By 2050, 12 million people will have the irregular heartbeat known as atrial fibrillation, treatment of which will cost into the tens of billions of dollars.
For some, symptoms are as minor as an occasional notice of the heartbeat in the chest (palpitations) while for others it can be far more interfering, with symptoms like an irregular or rapid heartbeat, palpitations, lightheadedness, extreme fatigue, shortness of breath or chest pain.
Treatments can range from nothing to medications to control the heart rhythym (usually beta blockers, which will increase your risk of stroke and diabetes) or blood thinners to surgery to burn out the regions of the heart responsible for the irregular heartbeat.
If none of these options sound appealing to you, luckily there’s an easier answer. But, as a warning, I’m going to sound like a broken record. But before I go on to sounding like a broken record, let me explain something about atrial fibrillation and how it relates to the way your brain functions (which, having written the book on Migraines and Epilepsy, sort of makes me an expert on the topic).
The cells of the brain function very much like the cells that regulate your heartbeat. They are heavily dependent on high levels of energy (in the form of ATP) to NOT fire. Basically, a charge has to build up and build up until it is time for that cell to fire, whether it is to fire off a brain cell or the heart muscles.
Just like improving chronic migraine headaches or improving seizures in epilepsy, the key is to stop doing things to damage your mitochondria (the part of the cell that makes the needed ATP) and start doing things to improve the way your mitochondria function. Which brings us back to this particular article.
In it, researchers put people with atrial fibrillation through a series of lifestyle changes, many focused around weight loss, to see how this had an impact on atrial fibrillation. The lifestyle changes consisted of a very low calorie diet (800-1200 calories / day) using a complete meal replacement product (Prima Health Solutions, Kickstart) for 2 of the 3 daily meals for 2 months. Overall the lifestyle program focused on 6 simple tenants:
- Calorie maintenance 800-1200 calories/day
- Low glycemic index foods
- High mono and poly unsaturated fats based foods
- Low saturated fats, cholesterol and sodium based foods
- Alcohol reduction (less than or equal to 30g/week)
- Initially 3 x 20 minute sessions of low intensity exercise per week (usually walking), slowly adding in 1 – 2 moderate intensity session(s) per week (jogging, brisk walking, swimming, cross-trainer, rowing machine, cycling)
So what happened to the participants that followed the diet compared to controls that just received general lifestyle advice?
- Lost more weight (about 24 more pounds).
- Atrial fibrillation symptom burden scores were lower (11.8 versus 6 points lower).
- Atrial fibrillation symptom severity scores dropped lower (8.4 versus 1.7 points).
- Number of episodes dropped by 2.5 per week.
- Cumulative duration dropped per week (692-minute decline versus a 419-minute increase).

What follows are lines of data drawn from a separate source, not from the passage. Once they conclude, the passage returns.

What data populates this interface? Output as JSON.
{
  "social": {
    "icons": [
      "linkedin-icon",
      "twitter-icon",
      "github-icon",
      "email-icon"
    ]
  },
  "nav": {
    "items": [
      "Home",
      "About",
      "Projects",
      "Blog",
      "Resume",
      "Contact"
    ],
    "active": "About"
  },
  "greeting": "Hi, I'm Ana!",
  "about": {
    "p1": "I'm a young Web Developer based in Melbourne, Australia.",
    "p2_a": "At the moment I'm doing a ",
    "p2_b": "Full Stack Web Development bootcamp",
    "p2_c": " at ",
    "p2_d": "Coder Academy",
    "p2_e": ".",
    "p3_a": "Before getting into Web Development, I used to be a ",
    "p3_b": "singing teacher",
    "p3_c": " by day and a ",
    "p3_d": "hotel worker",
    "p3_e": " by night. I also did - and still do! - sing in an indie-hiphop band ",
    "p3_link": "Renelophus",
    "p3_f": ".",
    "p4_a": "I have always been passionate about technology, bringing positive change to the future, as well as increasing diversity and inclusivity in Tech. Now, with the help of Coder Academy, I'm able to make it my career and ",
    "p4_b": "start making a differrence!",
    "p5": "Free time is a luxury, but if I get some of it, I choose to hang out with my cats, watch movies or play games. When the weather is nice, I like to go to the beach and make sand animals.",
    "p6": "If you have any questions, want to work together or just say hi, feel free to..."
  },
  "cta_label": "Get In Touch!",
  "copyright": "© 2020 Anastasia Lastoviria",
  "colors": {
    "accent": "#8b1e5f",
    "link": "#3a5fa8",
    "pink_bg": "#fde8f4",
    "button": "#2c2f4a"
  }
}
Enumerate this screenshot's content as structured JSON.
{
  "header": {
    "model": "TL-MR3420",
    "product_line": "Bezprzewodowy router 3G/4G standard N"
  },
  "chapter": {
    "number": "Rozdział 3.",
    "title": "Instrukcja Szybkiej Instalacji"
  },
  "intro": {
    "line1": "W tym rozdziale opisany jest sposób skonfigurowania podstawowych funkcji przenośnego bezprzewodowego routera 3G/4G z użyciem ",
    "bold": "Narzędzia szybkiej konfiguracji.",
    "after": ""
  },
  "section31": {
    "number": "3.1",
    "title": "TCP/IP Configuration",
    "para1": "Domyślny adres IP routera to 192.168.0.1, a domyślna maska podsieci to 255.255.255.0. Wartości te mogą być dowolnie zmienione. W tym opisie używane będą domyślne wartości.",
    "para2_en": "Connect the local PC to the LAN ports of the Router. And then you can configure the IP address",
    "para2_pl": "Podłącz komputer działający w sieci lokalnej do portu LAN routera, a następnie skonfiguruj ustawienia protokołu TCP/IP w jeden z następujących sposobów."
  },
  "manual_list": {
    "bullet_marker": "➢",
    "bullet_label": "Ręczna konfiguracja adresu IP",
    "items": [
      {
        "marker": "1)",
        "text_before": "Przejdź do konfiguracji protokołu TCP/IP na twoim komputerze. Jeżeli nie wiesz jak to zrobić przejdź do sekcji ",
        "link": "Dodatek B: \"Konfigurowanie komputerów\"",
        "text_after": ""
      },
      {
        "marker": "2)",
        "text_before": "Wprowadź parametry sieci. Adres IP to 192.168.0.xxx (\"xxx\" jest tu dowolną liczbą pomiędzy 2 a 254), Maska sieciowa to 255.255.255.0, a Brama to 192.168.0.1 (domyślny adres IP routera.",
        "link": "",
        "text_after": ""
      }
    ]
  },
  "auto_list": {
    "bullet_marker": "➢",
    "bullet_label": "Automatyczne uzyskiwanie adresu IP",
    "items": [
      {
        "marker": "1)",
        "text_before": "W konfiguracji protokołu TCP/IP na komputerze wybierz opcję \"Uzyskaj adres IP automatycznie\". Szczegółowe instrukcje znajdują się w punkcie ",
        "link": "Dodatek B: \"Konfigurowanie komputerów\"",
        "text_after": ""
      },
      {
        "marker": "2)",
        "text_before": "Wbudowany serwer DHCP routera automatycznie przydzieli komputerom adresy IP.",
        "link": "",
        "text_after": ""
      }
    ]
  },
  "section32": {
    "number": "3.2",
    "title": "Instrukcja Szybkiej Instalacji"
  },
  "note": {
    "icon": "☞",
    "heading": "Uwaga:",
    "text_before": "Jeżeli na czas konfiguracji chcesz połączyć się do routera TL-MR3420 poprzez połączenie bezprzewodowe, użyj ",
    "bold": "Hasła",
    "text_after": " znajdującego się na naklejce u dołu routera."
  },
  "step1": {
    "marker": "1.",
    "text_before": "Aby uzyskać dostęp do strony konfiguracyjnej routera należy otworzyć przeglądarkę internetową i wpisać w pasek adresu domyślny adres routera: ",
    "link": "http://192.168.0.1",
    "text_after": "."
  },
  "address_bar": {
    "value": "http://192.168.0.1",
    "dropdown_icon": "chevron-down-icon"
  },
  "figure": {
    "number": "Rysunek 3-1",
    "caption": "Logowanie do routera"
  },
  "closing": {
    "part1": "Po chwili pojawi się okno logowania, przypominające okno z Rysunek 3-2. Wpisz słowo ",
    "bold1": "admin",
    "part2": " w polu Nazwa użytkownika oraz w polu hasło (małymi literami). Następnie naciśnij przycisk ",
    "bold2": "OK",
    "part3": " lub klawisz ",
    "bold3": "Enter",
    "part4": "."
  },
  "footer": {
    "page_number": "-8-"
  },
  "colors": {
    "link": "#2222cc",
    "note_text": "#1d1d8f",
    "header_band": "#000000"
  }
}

- As a bonus, there was a reduction in interventricular septal thickness (a sign of less stress on the heart).
Not too shabby of an outcome, especially when you look at the number of minutes per week; basically the group that made the changes had a pretty hefty 18 HOURS less of atrial fibrillation per week. With studies like these starting to accumlate, the idea of merely managing an irregular heartbeat with medications or a “wait and see” approach (notice that the control group had an increase of almost 4 hours per week over the 15 months of the trial) is a bad idea.
Lifestyle changes are a must for this type of irregular heartbeat. But, then again, I did warn you that I was going to sound like a broken record.